**EXERCISE DETAILS:**
The data below needs to be returned exactly, line for line.

**MATERIALS PROVIDED:**
◇ ◇ ◇ ◇
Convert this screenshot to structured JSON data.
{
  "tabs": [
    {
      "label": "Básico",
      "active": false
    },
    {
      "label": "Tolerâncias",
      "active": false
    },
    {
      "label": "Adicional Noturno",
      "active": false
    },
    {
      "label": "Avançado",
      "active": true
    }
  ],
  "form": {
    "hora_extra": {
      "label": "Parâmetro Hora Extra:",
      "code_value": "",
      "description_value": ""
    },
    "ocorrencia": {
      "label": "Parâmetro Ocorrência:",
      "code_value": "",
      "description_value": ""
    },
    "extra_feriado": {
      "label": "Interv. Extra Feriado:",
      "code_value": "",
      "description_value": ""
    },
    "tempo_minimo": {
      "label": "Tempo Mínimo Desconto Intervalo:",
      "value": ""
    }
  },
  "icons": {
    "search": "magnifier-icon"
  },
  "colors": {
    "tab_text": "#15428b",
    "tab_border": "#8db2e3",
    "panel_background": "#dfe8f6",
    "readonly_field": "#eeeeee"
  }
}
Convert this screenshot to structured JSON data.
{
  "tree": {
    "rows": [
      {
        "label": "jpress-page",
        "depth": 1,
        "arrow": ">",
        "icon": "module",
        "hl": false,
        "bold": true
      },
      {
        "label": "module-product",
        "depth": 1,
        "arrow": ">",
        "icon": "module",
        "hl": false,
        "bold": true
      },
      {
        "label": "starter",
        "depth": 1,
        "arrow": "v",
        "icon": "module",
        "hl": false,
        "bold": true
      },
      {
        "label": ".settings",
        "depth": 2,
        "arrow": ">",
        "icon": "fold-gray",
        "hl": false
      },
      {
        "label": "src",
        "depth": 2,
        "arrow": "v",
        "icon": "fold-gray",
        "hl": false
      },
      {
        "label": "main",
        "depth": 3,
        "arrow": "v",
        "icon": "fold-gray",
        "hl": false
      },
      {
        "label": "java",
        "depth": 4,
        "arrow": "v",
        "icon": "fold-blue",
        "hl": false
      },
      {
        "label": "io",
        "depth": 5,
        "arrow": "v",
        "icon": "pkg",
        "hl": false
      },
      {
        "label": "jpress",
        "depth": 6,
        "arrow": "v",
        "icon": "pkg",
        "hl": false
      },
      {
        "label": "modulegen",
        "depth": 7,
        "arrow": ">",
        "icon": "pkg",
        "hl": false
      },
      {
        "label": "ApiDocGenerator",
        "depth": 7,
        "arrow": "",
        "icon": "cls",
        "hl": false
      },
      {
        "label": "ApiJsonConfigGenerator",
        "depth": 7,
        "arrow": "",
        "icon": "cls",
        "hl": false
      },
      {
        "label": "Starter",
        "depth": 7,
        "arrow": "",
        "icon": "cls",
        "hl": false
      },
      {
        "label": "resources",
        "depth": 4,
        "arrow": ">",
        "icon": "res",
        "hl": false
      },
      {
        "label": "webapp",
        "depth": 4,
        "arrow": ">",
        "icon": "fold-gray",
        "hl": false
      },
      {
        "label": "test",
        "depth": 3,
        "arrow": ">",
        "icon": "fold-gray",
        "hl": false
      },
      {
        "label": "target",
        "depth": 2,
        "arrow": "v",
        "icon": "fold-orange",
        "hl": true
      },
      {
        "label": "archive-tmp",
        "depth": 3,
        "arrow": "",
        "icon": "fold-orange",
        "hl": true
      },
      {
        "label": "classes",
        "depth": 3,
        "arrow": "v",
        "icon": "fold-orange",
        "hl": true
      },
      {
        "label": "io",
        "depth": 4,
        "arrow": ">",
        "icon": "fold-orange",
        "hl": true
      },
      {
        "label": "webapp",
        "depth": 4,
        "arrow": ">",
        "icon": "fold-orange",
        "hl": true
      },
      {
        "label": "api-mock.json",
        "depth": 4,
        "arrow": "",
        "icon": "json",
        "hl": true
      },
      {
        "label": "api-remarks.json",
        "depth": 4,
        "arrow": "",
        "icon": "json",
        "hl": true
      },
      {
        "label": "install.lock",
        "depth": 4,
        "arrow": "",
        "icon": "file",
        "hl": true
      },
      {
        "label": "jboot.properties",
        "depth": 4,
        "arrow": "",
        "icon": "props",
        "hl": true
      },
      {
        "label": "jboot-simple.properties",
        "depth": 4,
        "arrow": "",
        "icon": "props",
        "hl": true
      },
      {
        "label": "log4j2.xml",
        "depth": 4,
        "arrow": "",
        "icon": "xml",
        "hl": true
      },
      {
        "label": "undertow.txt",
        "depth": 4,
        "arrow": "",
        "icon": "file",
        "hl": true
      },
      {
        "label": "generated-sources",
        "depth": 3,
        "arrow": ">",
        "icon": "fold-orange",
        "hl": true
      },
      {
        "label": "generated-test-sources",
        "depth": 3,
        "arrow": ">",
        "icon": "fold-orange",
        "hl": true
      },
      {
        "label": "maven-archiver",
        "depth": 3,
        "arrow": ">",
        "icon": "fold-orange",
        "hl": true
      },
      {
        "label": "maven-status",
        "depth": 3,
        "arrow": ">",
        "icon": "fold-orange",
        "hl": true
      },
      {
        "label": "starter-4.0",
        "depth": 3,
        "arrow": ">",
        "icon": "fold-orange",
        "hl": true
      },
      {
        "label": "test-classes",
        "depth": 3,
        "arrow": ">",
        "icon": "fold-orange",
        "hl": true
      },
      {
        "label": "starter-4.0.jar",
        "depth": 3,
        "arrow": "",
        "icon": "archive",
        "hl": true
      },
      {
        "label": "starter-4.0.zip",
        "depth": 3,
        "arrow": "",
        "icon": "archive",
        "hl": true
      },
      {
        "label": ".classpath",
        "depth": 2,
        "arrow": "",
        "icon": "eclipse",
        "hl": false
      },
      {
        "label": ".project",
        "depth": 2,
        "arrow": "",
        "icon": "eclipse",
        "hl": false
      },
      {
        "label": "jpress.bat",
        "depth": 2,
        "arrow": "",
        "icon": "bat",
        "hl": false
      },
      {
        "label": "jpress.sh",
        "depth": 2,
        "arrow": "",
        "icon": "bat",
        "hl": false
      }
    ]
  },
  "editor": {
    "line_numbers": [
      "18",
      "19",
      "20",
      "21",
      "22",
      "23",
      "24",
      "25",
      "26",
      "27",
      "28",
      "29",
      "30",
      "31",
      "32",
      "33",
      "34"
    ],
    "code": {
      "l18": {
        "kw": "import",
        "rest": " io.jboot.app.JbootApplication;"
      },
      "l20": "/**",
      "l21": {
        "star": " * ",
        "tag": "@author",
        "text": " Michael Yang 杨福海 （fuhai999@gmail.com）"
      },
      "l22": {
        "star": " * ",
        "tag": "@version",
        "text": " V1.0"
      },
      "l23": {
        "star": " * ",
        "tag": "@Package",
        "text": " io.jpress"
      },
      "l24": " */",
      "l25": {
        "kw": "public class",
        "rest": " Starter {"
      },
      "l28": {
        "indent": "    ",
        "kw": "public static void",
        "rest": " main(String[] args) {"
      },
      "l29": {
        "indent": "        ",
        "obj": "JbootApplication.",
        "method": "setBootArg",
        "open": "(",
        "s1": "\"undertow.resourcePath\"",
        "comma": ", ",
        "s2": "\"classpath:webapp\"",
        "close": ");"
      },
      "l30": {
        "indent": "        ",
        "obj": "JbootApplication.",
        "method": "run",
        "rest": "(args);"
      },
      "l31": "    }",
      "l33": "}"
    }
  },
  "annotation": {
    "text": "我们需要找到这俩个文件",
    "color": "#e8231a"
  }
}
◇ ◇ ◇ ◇
**TASK SOLUTION:**
Convert this screenshot to structured JSON data.
{
  "tabs": [
    {
      "label": "Básico",
      "active": false
    },
    {
      "label": "Tolerâncias",
      "active": false
    },
    {
      "label": "Adicional Noturno",
      "active": false
    },
    {
      "label": "Avançado",
      "active": true
    }
  ],
  "form": {
    "hora_extra": {
      "label": "Parâmetro Hora Extra:",
      "code_value": "",
      "description_value": ""
    },
    "ocorrencia": {
      "label": "Parâmetro Ocorrência:",
      "code_value": "",
      "description_value": ""
    },
    "extra_feriado": {
      "label": "Interv. Extra Feriado:",
      "code_value": "",
      "description_value": ""
    },
    "tempo_minimo": {
      "label": "Tempo Mínimo Desconto Intervalo:",
      "value": ""
    }
  },
  "icons": {
    "search": "magnifier-icon"
  },
  "colors": {
    "tab_text": "#15428b",
    "tab_border": "#8db2e3",
    "panel_background": "#dfe8f6",
    "readonly_field": "#eeeeee"
  }
}
Convert this screenshot to structured JSON data.
{
  "tree": {
    "rows": [
      {
        "label": "jpress-page",
        "depth": 1,
        "arrow": ">",
        "icon": "module",
        "hl": false,
        "bold": true
      },
      {
        "label": "module-product",
        "depth": 1,
        "arrow": ">",
        "icon": "module",
        "hl": false,
        "bold": true
      },
      {
        "label": "starter",
        "depth": 1,
        "arrow": "v",
        "icon": "module",
        "hl": false,
        "bold": true
      },
      {
        "label": ".settings",
        "depth": 2,
        "arrow": ">",
        "icon": "fold-gray",
        "hl": false
      },
      {
        "label": "src",
        "depth": 2,
        "arrow": "v",
        "icon": "fold-gray",
        "hl": false
      },
      {
        "label": "main",
        "depth": 3,
        "arrow": "v",
        "icon": "fold-gray",
        "hl": false
      },
      {
        "label": "java",
        "depth": 4,
        "arrow": "v",
        "icon": "fold-blue",
        "hl": false
      },
      {
        "label": "io",
        "depth": 5,
        "arrow": "v",
        "icon": "pkg",
        "hl": false
      },
      {
        "label": "jpress",
        "depth": 6,
        "arrow": "v",
        "icon": "pkg",
        "hl": false
      },
      {
        "label": "modulegen",
        "depth": 7,
        "arrow": ">",
        "icon": "pkg",
        "hl": false
      },
      {
        "label": "ApiDocGenerator",
        "depth": 7,
        "arrow": "",
        "icon": "cls",
        "hl": false
      },
      {
        "label": "ApiJsonConfigGenerator",
        "depth": 7,
        "arrow": "",
        "icon": "cls",
        "hl": false
      },
      {
        "label": "Starter",
        "depth": 7,
        "arrow": "",
        "icon": "cls",
        "hl": false
      },
      {
        "label": "resources",
        "depth": 4,
        "arrow": ">",
        "icon": "res",
        "hl": false
      },
      {
        "label": "webapp",
        "depth": 4,
        "arrow": ">",
        "icon": "fold-gray",
        "hl": false
      },
      {
        "label": "test",
        "depth": 3,
        "arrow": ">",
        "icon": "fold-gray",
        "hl": false
      },
      {
        "label": "target",
        "depth": 2,
        "arrow": "v",
        "icon": "fold-orange",
        "hl": true
      },
      {
        "label": "archive-tmp",
        "depth": 3,
        "arrow": "",
        "icon": "fold-orange",
        "hl": true
      },
      {
        "label": "classes",
        "depth": 3,
        "arrow": "v",
        "icon": "fold-orange",
        "hl": true
      },
      {
        "label": "io",
        "depth": 4,
        "arrow": ">",
        "icon": "fold-orange",
        "hl": true
      },
      {
        "label": "webapp",
        "depth": 4,
        "arrow": ">",
        "icon": "fold-orange",
        "hl": true
      },
      {
        "label": "api-mock.json",
        "depth": 4,
        "arrow": "",
        "icon": "json",
        "hl": true
      },
      {
        "label": "api-remarks.json",
        "depth": 4,
        "arrow": "",
        "icon": "json",
        "hl": true
      },
      {
        "label": "install.lock",
        "depth": 4,
        "arrow": "",
        "icon": "file",
        "hl": true
      },
      {
        "label": "jboot.properties",
        "depth": 4,
        "arrow": "",
        "icon": "props",
        "hl": true
      },
      {
        "label": "jboot-simple.properties",
        "depth": 4,
        "arrow": "",
        "icon": "props",
        "hl": true
      },
      {
        "label": "log4j2.xml",
        "depth": 4,
        "arrow": "",
        "icon": "xml",
        "hl": true
      },
      {
        "label": "undertow.txt",
        "depth": 4,
        "arrow": "",
        "icon": "file",
        "hl": true
      },
      {
        "label": "generated-sources",
        "depth": 3,
        "arrow": ">",
        "icon": "fold-orange",
        "hl": true
      },
      {
        "label": "generated-test-sources",
        "depth": 3,
        "arrow": ">",
        "icon": "fold-orange",
        "hl": true
      },
      {
        "label": "maven-archiver",
        "depth": 3,
        "arrow": ">",
        "icon": "fold-orange",
        "hl": true
      },
      {
        "label": "maven-status",
        "depth": 3,
        "arrow": ">",
        "icon": "fold-orange",
        "hl": true
      },
      {
        "label": "starter-4.0",
        "depth": 3,
        "arrow": ">",
        "icon": "fold-orange",
        "hl": true
      },
      {
        "label": "test-classes",
        "depth": 3,
        "arrow": ">",
        "icon": "fold-orange",
        "hl": true
      },
      {
        "label": "starter-4.0.jar",
        "depth": 3,
        "arrow": "",
        "icon": "archive",
        "hl": true
      },
      {
        "label": "starter-4.0.zip",
        "depth": 3,
        "arrow": "",
        "icon": "archive",
        "hl": true
      },
      {
        "label": ".classpath",
        "depth": 2,
        "arrow": "",
        "icon": "eclipse",
        "hl": false
      },
      {
        "label": ".project",
        "depth": 2,
        "arrow": "",
        "icon": "eclipse",
        "hl": false
      },
      {
        "label": "jpress.bat",
        "depth": 2,
        "arrow": "",
        "icon": "bat",
        "hl": false
      },
      {
        "label": "jpress.sh",
        "depth": 2,
        "arrow": "",
        "icon": "bat",
        "hl": false
      }
    ]
  },
  "editor": {
    "line_numbers": [
      "18",
      "19",
      "20",
      "21",
      "22",
      "23",
      "24",
      "25",
      "26",
      "27",
      "28",
      "29",
      "30",
      "31",
      "32",
      "33",
      "34"
    ],
    "code": {
      "l18": {
        "kw": "import",
        "rest": " io.jboot.app.JbootApplication;"
      },
      "l20": "/**",
      "l21": {
        "star": " * ",
        "tag": "@author",
        "text": " Michael Yang 杨福海 （fuhai999@gmail.com）"
      },
      "l22": {
        "star": " * ",
        "tag": "@version",
        "text": " V1.0"
      },
      "l23": {
        "star": " * ",
        "tag": "@Package",
        "text": " io.jpress"
      },
      "l24": " */",
      "l25": {
        "kw": "public class",
        "rest": " Starter {"
      },
      "l28": {
        "indent": "    ",
        "kw": "public static void",
        "rest": " main(String[] args) {"
      },
      "l29": {
        "indent": "        ",
        "obj": "JbootApplication.",
        "method": "setBootArg",
        "open": "(",
        "s1": "\"undertow.resourcePath\"",
        "comma": ", ",
        "s2": "\"classpath:webapp\"",
        "close": ");"
      },
      "l30": {
        "indent": "        ",
        "obj": "JbootApplication.",
        "method": "run",
        "rest": "(args);"
      },
      "l31": "    }",
      "l33": "}"
    }
  },
  "annotation": {
    "text": "我们需要找到这俩个文件",
    "color": "#e8231a"
  }
}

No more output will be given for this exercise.